This book applies the deductive method to programming by affiliating programs with the abstract mathematical theories that enable them to work. Specification of these theories, algorithms written in terms of these theories, and theorems and lemmas describing their properties are presented together. The implementation of the algorithms in a real programming language is central to the book. While the specifications, which are addressed to human beings, should, and even must, combine rigor with appropriate informality, the code, which is addressed to the computer, must be absolutely precise even while being general.

The roots of the book go back many years. In 1976 Alex had two important revelations: an essential part of programming is to find the most general form of each algorithmic component and, as he wrote a few years ago, “Our ability to restructure certain computations to be done in parallel depends on the algebraic properties of operations. For example, we can re-order a + (b + (c + d)) into (a + b) + (c + d) because addition is associative.” Much of his subsequent career, including his development of the C++ Standard Template Library, can be described as pursuing the consequences of these ideas.

I met Alex in early 2003, shortly after each of us joined Adobe Systems. As I mentioned in an earlier post, we discovered a common connection, to John Backus. Our first collaboration was co-chairing a company-wide internal engineering conference in 2004. After that I began attending the course on Foundations of Programming that Alex was teaching at Adobe. In 2005, I joined Alex in the Software Technology Lab, which was led by our colleague Sean Parent. In 2007, Alex invited me to work with him on converting his course notes into a book. We soon concluded that a fresh start was necessary.
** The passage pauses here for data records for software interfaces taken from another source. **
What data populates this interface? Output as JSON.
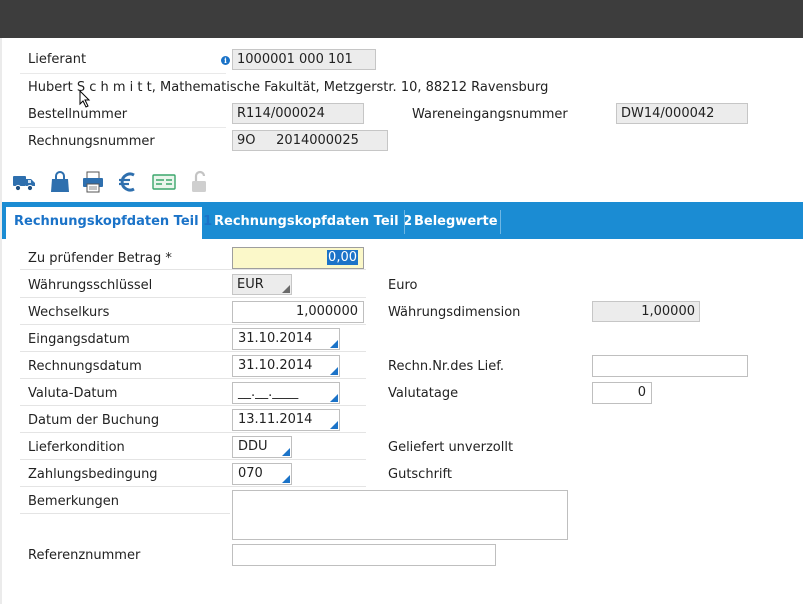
{
  "header": {
    "lieferant_label": "Lieferant",
    "lieferant_value": "1000001 000 101",
    "supplier_address": "Hubert S c h m i t t, Mathematische Fakultät, Metzgerstr. 10, 88212 Ravensburg",
    "bestellnummer_label": "Bestellnummer",
    "bestellnummer_value": "R114/000024",
    "wareneingang_label": "Wareneingangsnummer",
    "wareneingang_value": "DW14/000042",
    "rechnungsnummer_label": "Rechnungsnummer",
    "rechnungsnummer_value": "9O     2014000025"
  },
  "toolbar": {
    "icons": [
      "truck-icon",
      "shopping-bag-icon",
      "printer-icon",
      "euro-icon",
      "payment-card-icon",
      "unlock-icon"
    ]
  },
  "tabs": [
    {
      "label": "Rechnungskopfdaten Teil 1",
      "active": true
    },
    {
      "label": "Rechnungskopfdaten Teil 2",
      "active": false
    },
    {
      "label": "Belegwerte",
      "active": false
    }
  ],
  "form": {
    "betrag_label": "Zu prüfender Betrag *",
    "betrag_value": "0,00",
    "waehrung_label": "Währungsschlüssel",
    "waehrung_value": "EUR",
    "waehrung_text": "Euro",
    "wechselkurs_label": "Wechselkurs",
    "wechselkurs_value": "1,000000",
    "waehrungsdimension_label": "Währungsdimension",
    "waehrungsdimension_value": "1,00000",
    "eingangsdatum_label": "Eingangsdatum",
    "eingangsdatum_value": "31.10.2014",
    "rechnungsdatum_label": "Rechnungsdatum",
    "rechnungsdatum_value": "31.10.2014",
    "rechn_nr_lief_label": "Rechn.Nr.des Lief.",
    "rechn_nr_lief_value": "",
    "valuta_label": "Valuta-Datum",
    "valuta_value": "__.__.____",
    "valutatage_label": "Valutatage",
    "valutatage_value": "0",
    "buchung_label": "Datum der Buchung",
    "buchung_value": "13.11.2014",
    "lieferkondition_label": "Lieferkondition",
    "lieferkondition_value": "DDU",
    "lieferkondition_text": "Geliefert unverzollt",
    "zahlungsbedingung_label": "Zahlungsbedingung",
    "zahlungsbedingung_value": "070",
    "zahlungsbedingung_text": "Gutschrift",
    "bemerkungen_label": "Bemerkungen",
    "bemerkungen_value": "",
    "referenznummer_label": "Referenznummer",
    "referenznummer_value": ""
  },
  "colors": {
    "accent": "#1b73c8",
    "tabbar": "#1b8cd3",
    "titlebar": "#3d3d3d",
    "focus_field": "#fbf8c9"
  }
}
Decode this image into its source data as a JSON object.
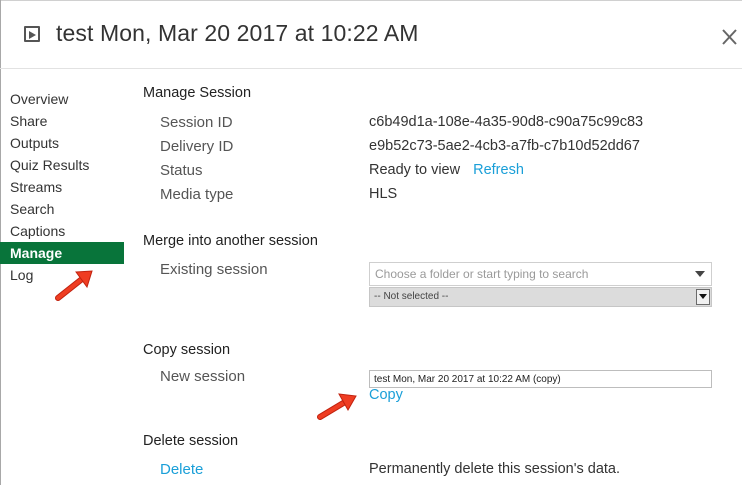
{
  "header": {
    "title": "test Mon, Mar 20 2017 at 10:22 AM",
    "play_icon": "play-icon",
    "close_glyph": "×"
  },
  "nav": {
    "items": [
      {
        "label": "Overview"
      },
      {
        "label": "Share"
      },
      {
        "label": "Outputs"
      },
      {
        "label": "Quiz Results"
      },
      {
        "label": "Streams"
      },
      {
        "label": "Search"
      },
      {
        "label": "Captions"
      },
      {
        "label": "Manage",
        "active": true
      },
      {
        "label": "Log"
      }
    ]
  },
  "manage": {
    "title": "Manage Session",
    "session_id_label": "Session ID",
    "session_id": "c6b49d1a-108e-4a35-90d8-c90a75c99c83",
    "delivery_id_label": "Delivery ID",
    "delivery_id": "e9b52c73-5ae2-4cb3-a7fb-c7b10d52dd67",
    "status_label": "Status",
    "status": "Ready to view",
    "refresh_label": "Refresh",
    "media_type_label": "Media type",
    "media_type": "HLS"
  },
  "merge": {
    "title": "Merge into another session",
    "existing_label": "Existing session",
    "search_placeholder": "Choose a folder or start typing to search",
    "select_value": "-- Not selected --"
  },
  "copy": {
    "title": "Copy session",
    "new_label": "New session",
    "new_value": "test Mon, Mar 20 2017 at 10:22 AM (copy)",
    "copy_label": "Copy"
  },
  "delete": {
    "title": "Delete session",
    "delete_label": "Delete",
    "description": "Permanently delete this session's data."
  },
  "colors": {
    "accent_green": "#08743a",
    "link_blue": "#1a9fd8",
    "annotation_red": "#e8341c"
  }
}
About two years later, Elements of Programming was complete.

The code in the book can be downloaded from the companion web site.

ACM Classic Books Series

Last summer, ACM posted PDF versions of some books in its Classic Books Series, which resulted from a poll of ACM members initiated by David Patterson, who was then ACM President. The books are accessible to anyone who creates a free ACM Web Account.

The available books include:

Update: I had neglected to include the book by Aho and Ullman..

Update: The URL above for the ACM Classic Books Series was updated to http://www.acm.org/classics.

Update: The URL was updated yet again, to https://dl.acm.org/collections/classics, and John Allen’s Anatomy of LISP was added (see John Allen (1937-2022) and Anatomy of LISP).

Classic LISP books online

With the permission of The MIT Press, I have posted online copies of two classic LISP books on the History of Lisp website at the Computer History Museum:

  • John McCarthy, Paul W. Abrahams, Daniel J. Edwards, Timothy P. Hart and Michael I. Levin. LISP 1.5 Programmer’s Manual. The M.I.T. Press, 1962, second edition. PDF
  • Berkeley and Bobrow, editors. The Programming Language LISP: Its Operation and Applications. Information International, Inc., March 1964 and The MIT Press, April 1966. PDF

In addition to these I have continued to track down information about more versions of LISP, so the web site keeps growing.

I also gave a brief announcement of this project at the recent International Lisp Conference 2005, and a number of people volunteered to help me track down more information.

If I’ve neglected your favorite version of LISP, please go through your closet or basement and find those manuals, listings, mag tapes, etc.

[Edited 10 May 2014: community.computerhistory.org/scc => www.softwarepreservation.org, etc.]